Along with many Calgarians, I got a first-hand experience on how a major disaster can so quickly shift the foundations of a community, a business, a family and an individual simultaneously. One day you’re hurrying to meet a deadline, the next you’re taking in refugee relatives and watching river torrent rising toward your house. The backbreaking cleanup work and emotion of the days following take you far away from business as usual. Now, after all this, you need to get back to work.
A few years ago, during the pandemic scare, I provided business continuity planning for some clients, and now I have a chance to test those ideas. As a business or government, can you really prepare for all this? Does all this planning help in the face of real-life chaos? I say yes, as long as you focus on the basics:
Emergency services cover the basics – the rest is up to you

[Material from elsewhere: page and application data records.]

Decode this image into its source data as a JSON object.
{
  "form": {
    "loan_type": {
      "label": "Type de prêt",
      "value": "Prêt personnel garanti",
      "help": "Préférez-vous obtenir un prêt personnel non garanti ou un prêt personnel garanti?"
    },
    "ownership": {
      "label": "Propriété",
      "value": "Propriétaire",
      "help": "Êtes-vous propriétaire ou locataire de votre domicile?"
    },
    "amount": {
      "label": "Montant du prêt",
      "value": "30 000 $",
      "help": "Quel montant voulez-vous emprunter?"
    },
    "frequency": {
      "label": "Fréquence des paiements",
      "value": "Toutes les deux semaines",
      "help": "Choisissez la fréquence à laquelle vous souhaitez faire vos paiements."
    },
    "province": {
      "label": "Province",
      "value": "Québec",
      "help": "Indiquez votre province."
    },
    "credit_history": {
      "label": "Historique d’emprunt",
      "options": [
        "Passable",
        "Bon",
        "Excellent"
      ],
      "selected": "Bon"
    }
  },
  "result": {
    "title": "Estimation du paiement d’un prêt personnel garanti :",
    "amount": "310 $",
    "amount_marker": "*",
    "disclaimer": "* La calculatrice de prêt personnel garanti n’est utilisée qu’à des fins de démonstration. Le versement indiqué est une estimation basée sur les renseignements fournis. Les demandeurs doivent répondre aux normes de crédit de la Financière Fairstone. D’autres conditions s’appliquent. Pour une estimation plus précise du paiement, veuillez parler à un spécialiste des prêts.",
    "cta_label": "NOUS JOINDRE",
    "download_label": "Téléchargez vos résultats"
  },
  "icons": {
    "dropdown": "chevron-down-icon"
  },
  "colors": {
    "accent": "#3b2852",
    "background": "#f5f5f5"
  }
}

All levels of emergency and civic services were outstanding containing floodwaters, keeping people safe, working to restore power, keeping us informed, and providing emergency recovery funding. But getting your business back up and running is up to you, so you need your own emergency response/recovery plan.
In a crisis, personal and business lives come together, for better or worse.
Business leaders soon realize that the personal lives of their employees and how they were impacted by the disaster is going to hold precedence for a time over efforts to get the business up and running again.
In a community—you can’t operate at the expense of others
In flooded neighbourhoods and among business colleagues there was an evident, instinctive and totally appropriate desire to put one’s own interests aside to help others in greater need. Your business response planning has to account for this as well.
Your functional needs can be preplanned
Mapping out your business’s core functions and how they interrelate is a key foundation for making decisions and establishing priorities among your business partners, employees, and clients. It’s the common, agreed upon language and parameters for ensuring that you are not running amok.
IT has it covered
With the power off and servers and networks isolated, many of us discovered how fragile our information resources are. We need to test our assumptions about how IT will work prior to a crisis.